Jewel at a crossroads as Supervalu mulls options
News from Chicago Tribune:
Supervalu stunned no one Wednesday with the announcement that it’s looking to sell all or parts of the company as efforts to right the grocery giant have stumbled. The question now is what a sale could mean for Chicago’sJewel-Osco, and what form a deal might take.
The Eden Prairie, Minn.-based company also said that first-quarter earnings plunged 45 percent. A day after that disclosure, shares plunged 49 percent, closing Thursday at $ 2.69. In addition to Jewel-Osco, Supervalu owns a number of retail chains, including Albertsons, Acme, Cub, Shaw’s, Save-a-Lot and Shop ‘N Save.
“Our review of strategic alternatives will be broad-based and include looking at the sale or other disposition of all or part of the company,” CEO Craig Herkert said in a memo to employees Wednesday. “There can be no assurance that this review will result in any transaction or any change in the company’s overall structure or business model.”
Analysts attribute some of Supervalu’s troubles to its $ 11.3 billion acquisition ofAlbertson’s Inc.in 2006, which included the Jewel-Osco chain. They say the company’s debt has crimped its ability keep prices low. Supervalu has posted declining sales for each of its past three fiscal years.
Janney analyst Jonathan Feeney wrote in a research note Thursday that “it is unclear what the strategic options are,” as Su…………… continues on Chicago Tribune
Crayfish to Eat, and to Clean the Water
News from New York Times:

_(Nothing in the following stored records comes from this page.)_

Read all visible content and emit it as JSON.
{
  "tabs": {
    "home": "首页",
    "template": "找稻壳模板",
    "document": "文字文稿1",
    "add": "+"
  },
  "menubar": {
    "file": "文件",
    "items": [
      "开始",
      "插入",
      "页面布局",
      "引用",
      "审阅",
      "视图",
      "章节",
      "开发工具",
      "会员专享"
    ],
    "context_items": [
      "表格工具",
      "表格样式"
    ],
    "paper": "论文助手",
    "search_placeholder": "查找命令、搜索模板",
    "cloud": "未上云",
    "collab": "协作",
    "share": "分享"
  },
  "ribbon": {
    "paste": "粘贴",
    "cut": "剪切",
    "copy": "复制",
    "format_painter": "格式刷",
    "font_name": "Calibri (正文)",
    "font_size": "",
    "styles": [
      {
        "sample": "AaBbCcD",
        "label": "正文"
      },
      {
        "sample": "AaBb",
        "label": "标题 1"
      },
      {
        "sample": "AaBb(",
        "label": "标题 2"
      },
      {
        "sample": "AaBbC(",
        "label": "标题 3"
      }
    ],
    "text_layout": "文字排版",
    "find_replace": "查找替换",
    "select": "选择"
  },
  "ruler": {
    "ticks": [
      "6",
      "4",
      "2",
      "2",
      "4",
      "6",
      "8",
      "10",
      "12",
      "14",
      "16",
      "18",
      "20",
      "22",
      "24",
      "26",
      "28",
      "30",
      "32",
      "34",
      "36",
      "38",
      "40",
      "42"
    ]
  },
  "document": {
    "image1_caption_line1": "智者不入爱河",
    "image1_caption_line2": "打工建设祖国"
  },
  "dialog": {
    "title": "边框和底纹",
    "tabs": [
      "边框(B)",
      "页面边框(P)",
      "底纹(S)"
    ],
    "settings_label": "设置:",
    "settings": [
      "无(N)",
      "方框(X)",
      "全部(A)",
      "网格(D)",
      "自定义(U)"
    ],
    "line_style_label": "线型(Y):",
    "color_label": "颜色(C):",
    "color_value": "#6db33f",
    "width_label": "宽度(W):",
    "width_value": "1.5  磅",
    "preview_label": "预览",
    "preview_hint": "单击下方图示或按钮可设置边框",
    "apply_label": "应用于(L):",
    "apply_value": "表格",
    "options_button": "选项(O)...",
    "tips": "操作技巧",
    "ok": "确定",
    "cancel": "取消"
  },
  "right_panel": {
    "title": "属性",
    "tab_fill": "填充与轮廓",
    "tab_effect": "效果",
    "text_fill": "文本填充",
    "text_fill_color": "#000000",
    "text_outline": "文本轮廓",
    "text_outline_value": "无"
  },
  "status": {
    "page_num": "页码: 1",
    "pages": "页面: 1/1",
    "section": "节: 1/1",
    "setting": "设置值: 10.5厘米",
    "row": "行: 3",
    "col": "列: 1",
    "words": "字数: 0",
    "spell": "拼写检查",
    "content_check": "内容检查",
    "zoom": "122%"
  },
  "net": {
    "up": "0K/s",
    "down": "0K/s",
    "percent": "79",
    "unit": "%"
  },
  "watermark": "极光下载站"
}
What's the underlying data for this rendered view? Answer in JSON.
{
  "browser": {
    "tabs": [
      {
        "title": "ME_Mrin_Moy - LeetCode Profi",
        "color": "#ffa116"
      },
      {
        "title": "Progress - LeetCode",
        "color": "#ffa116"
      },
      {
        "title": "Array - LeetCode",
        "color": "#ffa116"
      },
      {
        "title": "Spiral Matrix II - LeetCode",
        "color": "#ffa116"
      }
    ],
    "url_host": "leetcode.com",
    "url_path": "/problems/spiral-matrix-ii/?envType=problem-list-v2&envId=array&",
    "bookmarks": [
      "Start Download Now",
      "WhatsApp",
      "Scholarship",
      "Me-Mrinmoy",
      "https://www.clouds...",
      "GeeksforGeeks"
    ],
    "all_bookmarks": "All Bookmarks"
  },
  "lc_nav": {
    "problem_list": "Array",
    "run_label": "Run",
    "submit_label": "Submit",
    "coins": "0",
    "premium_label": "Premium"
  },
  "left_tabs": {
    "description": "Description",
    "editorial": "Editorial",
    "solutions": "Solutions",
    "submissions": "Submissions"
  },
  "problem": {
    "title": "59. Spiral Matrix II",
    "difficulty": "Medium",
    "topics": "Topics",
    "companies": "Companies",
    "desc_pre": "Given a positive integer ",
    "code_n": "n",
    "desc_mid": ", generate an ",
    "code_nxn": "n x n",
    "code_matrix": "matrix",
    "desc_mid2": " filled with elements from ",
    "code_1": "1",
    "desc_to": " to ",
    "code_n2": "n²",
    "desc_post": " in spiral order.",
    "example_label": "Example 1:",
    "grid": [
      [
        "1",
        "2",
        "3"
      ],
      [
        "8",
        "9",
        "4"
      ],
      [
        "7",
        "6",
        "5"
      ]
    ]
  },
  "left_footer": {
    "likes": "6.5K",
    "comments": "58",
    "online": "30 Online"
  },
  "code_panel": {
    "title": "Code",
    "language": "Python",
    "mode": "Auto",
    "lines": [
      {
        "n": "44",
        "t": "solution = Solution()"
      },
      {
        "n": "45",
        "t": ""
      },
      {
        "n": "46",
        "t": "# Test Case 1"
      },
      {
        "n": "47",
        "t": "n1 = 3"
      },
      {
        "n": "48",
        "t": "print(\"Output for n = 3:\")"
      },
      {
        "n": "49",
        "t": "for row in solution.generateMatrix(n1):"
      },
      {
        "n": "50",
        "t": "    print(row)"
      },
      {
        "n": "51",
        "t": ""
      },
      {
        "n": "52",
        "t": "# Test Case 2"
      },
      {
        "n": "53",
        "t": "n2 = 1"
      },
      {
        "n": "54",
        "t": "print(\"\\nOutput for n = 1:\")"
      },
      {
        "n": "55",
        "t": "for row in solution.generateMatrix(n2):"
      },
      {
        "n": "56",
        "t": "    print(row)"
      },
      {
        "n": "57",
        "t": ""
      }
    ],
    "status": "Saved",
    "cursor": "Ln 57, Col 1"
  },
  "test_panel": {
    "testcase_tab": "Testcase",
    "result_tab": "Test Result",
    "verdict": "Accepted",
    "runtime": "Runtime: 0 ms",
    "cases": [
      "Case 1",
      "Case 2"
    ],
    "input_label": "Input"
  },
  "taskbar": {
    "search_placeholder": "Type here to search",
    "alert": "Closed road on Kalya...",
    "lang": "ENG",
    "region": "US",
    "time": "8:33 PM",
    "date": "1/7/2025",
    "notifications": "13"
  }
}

SAND HARBOR, Nev. — Just after dawn on Sunday, with a white moon still visible over mountain-ringed Lake Tahoe, Fred Jackson maneuvered his small boat into clear water about 35 feet deep.
“Hard right — back up,” said his nephew, Justin Pulliam, standing on the edge of the boat and peering at a shadow at the bottom of the lake.
“You got it?” Mr. Jackson asked.
Soon his nephew was pulling up a trap containing a couple of dozen crayfish, the day’s first harvest. But more significant, it was the first act of commercial fishing in Lake Tahoe since the overexploitation and extinction of the Lahontan cutthroat trout led the authorities to ban all but recreational fishing here in the 1930s.
Last week, Nevada authorized the commercial trapping of crayfish after Mr. Jackson and a local scientist persuaded state authorities that it would be good business. And not only that, it would improve the famed, though vulnerable, water clarity of one of America’s greatest natural treasures.
Introduced to Lake Tahoe more than a century ago, the crayfish population has swelled to 280 million, up from 200 million just six years ago. Th…………… continues on New York Times